The second piece of a two-part analysis focusing on semiconductors and cross-strait geopolitics.
Our previous article explained the importance of the Taiwanese firm TSMC as a critical link in the global semiconductor supply chain. Although it is not the only firm with the ability to manufacture cutting-edge logic chips, TSMC is the only viable choice for chip design companies in many situations, and under normal market conditions is likely to remain so for years to come. Control of TSMC’s foundries in Taiwan might thus appear a decisive factor both in Beijing’s readiness to risk attempting unification through force, and for other states deciding whether to take a strong stance against this.
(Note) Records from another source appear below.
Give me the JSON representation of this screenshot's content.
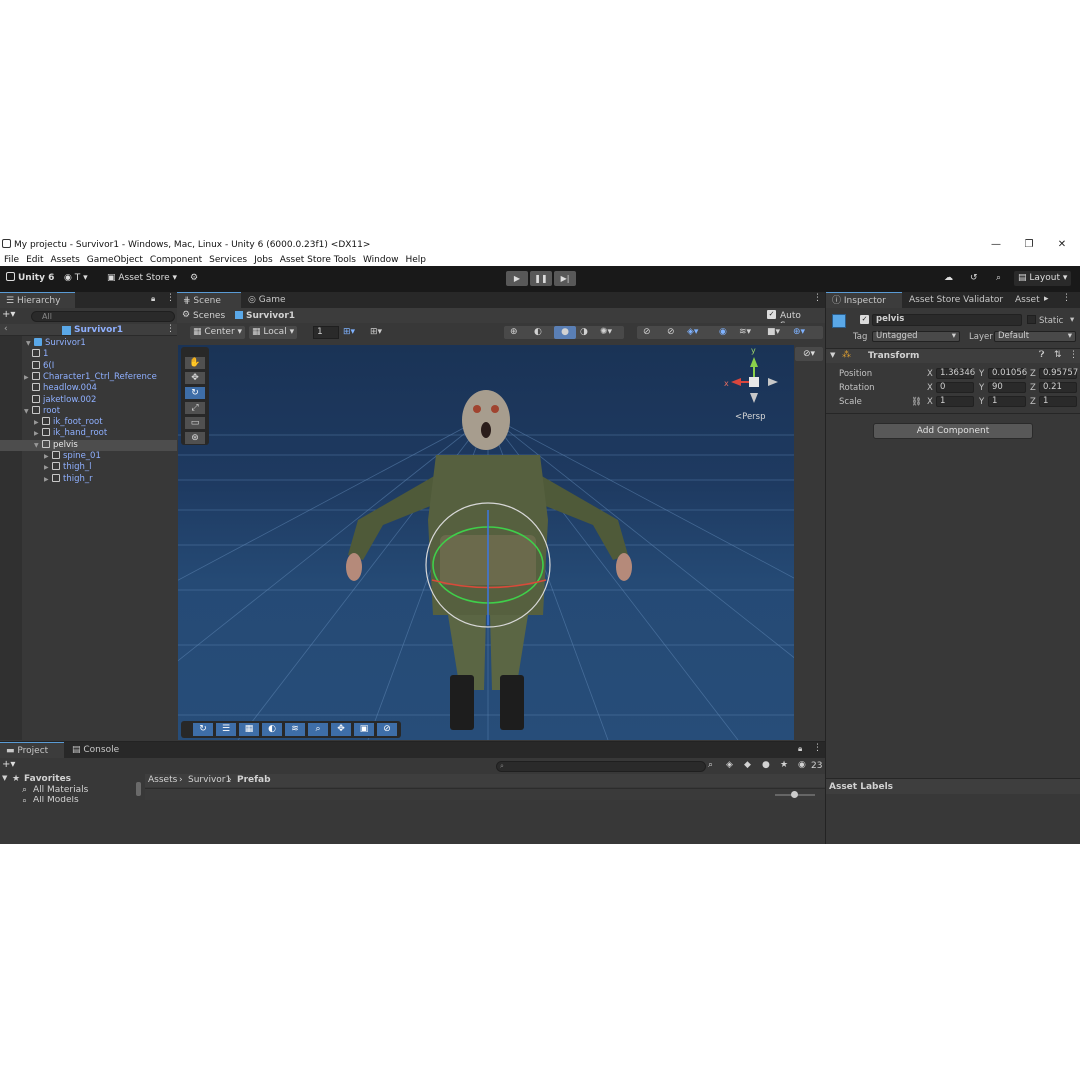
{
  "window": {
    "title": "My projectu - Survivor1 - Windows, Mac, Linux - Unity 6 (6000.0.23f1) <DX11>",
    "minimize": "—",
    "restore": "❐",
    "close": "✕"
  },
  "menu": [
    "File",
    "Edit",
    "Assets",
    "GameObject",
    "Component",
    "Services",
    "Jobs",
    "Asset Store Tools",
    "Window",
    "Help"
  ],
  "toolbar": {
    "unity_label": "Unity 6",
    "account_label": "T",
    "asset_store_label": "Asset Store",
    "layout_label": "Layout"
  },
  "hierarchy": {
    "tab": "Hierarchy",
    "search_placeholder": "All",
    "root_label": "Survivor1",
    "items": [
      {
        "label": "Survivor1",
        "indent": 1,
        "arrow": "▼",
        "selected": false
      },
      {
        "label": "1",
        "indent": 2,
        "arrow": "",
        "selected": false
      },
      {
        "label": "6(I",
        "indent": 2,
        "arrow": "",
        "selected": false
      },
      {
        "label": "Character1_Ctrl_Reference",
        "indent": 2,
        "arrow": "▶",
        "selected": false
      },
      {
        "label": "headlow.004",
        "indent": 2,
        "arrow": "",
        "selected": false
      },
      {
        "label": "jaketlow.002",
        "indent": 2,
        "arrow": "",
        "selected": false
      },
      {
        "label": "root",
        "indent": 2,
        "arrow": "▼",
        "selected": false
      },
      {
        "label": "ik_foot_root",
        "indent": 3,
        "arrow": "▶",
        "selected": false
      },
      {
        "label": "ik_hand_root",
        "indent": 3,
        "arrow": "▶",
        "selected": false
      },
      {
        "label": "pelvis",
        "indent": 3,
        "arrow": "▼",
        "selected": true
      },
      {
        "label": "spine_01",
        "indent": 4,
        "arrow": "▶",
        "selected": false
      },
      {
        "label": "thigh_l",
        "indent": 4,
        "arrow": "▶",
        "selected": false
      },
      {
        "label": "thigh_r",
        "indent": 4,
        "arrow": "▶",
        "selected": false
      }
    ]
  },
  "scene": {
    "tab_scene": "Scene",
    "tab_game": "Game",
    "breadcrumb_scenes": "Scenes",
    "breadcrumb_current": "Survivor1",
    "auto_save": "Auto Save",
    "pivot_center": "Center",
    "pivot_local": "Local",
    "grid_value": "1",
    "persp_label": "<Persp",
    "gizmo_y": "y",
    "gizmo_x": "x"
  },
  "inspector": {
    "tab_inspector": "Inspector",
    "tab_validator": "Asset Store Validator",
    "tab_asset": "Asset S",
    "object_name": "pelvis",
    "static_label": "Static",
    "tag_label": "Tag",
    "tag_value": "Untagged",
    "layer_label": "Layer",
    "layer_value": "Default",
    "transform_label": "Transform",
    "position_label": "Position",
    "rotation_label": "Rotation",
    "scale_label": "Scale",
    "position": {
      "x": "1.36346",
      "y": "0.01056",
      "z": "0.95757"
    },
    "rotation": {
      "x": "0",
      "y": "90",
      "z": "0.21"
    },
    "scale": {
      "x": "1",
      "y": "1",
      "z": "1"
    },
    "axis_x": "X",
    "axis_y": "Y",
    "axis_z": "Z",
    "add_component": "Add Component",
    "asset_labels": "Asset Labels"
  },
  "project": {
    "tab_project": "Project",
    "tab_console": "Console",
    "favorites": "Favorites",
    "all_materials": "All Materials",
    "all_models": "All Models",
    "path": [
      "Assets",
      "Survivor1",
      "Prefab"
    ],
    "hidden_count": "23"
  },
  "colors": {
    "accent": "#5a9bd5",
    "selected_row": "#4d4d4d",
    "hierarchy_text": "#8fb0ff",
    "viewport_top": "#1a3356",
    "viewport_bottom": "#274d79"
  }
}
Widening the lens, however, it becomes apparent that TSMC is in fact unlikely to tip the balance. First, invasion likely remains at the bottom of the list for China’s leaders when sizing up solutions to the “Taiwan problem.” Beijing’s military options are components of a long-term political strategy predicated on basic stability across the Taiwan Strait and relying upon China’s growing economic gravity to create the conditions for peaceful unification. This situation has favored China’s economic and technological rise, in which Taiwanese firms including TSMC have played a significant part.